There is no certainty for sheep farmers in live animal exports, and last-ditch promises by live exporters to “re-set” their practices must be viewed with the scepticism they deserve.
That’s the strong message from the RSPCA today as it cautiously welcomed a commitment from the live export industry association as a first step in protecting Australian sheep from the live export trade for at least three months of the year.
However, the moratorium must cover the entire highest-risk period of May to October, which is recognised by government as when the largest numbers of mortalities occur; and it must form part of a measured plan to phase-out the practice for good.
The RSPCA said today’s announcement was a strategic move by the live export industry to attempt to salvage its shattered social licence, and is intended to forewarn the few remaining live sheep importers so they can plan to stockpile animals in the lead-up to the Middle Eastern summer next year.
The RSPCA also said the announcement was an attempt to pre-empt the looming release of reviews of live export standards (ASEL) and a new heat stress risk assessment (HSRA) model; both of which are likely to confirm that good animal welfare and live sheep export as we know it are incompatible.
The RSPCA also said this latest announcement must be seen for what it is: a desperate and last-ditch attempt by a dying industry, to prolong practices that Australians no longer want or support.
The RSPCA welcome the suggestion of industry-wide reforms, but highlighted that there continues to be a grave absence of evidence or ‘truth and proof’ to give these commitments any credibility.
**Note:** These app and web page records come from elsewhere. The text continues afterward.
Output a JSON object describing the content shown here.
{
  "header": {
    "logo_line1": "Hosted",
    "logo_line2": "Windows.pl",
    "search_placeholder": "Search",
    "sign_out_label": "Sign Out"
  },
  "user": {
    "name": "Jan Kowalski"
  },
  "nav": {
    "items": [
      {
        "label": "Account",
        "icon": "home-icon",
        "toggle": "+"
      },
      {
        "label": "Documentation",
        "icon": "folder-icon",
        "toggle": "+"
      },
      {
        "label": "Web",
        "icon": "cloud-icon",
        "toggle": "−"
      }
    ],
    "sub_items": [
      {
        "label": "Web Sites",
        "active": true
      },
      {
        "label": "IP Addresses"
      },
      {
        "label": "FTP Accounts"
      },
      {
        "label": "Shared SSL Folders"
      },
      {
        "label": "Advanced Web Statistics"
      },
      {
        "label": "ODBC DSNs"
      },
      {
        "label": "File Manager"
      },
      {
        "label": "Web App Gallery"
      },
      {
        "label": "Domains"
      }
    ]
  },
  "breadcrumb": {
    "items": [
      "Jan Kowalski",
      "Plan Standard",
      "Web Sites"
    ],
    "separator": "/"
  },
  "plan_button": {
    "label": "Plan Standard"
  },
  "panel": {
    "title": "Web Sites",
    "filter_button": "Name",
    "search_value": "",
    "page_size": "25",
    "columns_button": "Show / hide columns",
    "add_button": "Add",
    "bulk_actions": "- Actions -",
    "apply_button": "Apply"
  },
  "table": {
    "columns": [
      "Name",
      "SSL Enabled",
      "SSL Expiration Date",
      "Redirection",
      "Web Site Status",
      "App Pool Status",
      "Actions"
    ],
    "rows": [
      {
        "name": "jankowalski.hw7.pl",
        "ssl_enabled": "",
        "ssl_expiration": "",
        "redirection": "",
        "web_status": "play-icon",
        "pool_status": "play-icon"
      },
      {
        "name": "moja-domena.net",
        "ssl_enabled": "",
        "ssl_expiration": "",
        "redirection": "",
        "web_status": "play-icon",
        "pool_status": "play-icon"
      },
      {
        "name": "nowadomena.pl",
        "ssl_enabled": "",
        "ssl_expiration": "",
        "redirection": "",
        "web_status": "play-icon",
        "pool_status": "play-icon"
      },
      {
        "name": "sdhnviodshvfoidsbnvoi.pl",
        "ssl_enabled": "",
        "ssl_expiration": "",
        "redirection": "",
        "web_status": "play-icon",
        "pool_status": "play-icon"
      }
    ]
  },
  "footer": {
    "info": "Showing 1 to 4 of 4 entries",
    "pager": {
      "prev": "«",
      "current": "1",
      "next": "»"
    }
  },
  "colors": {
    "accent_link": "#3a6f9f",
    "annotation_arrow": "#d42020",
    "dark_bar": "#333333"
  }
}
Australians must never forget this is an industry that has fought vigorously against improvements for decades; and which oversaw and accepted the routine suffering and disastrous conditions in the trade, that will almost certainly bring about its end.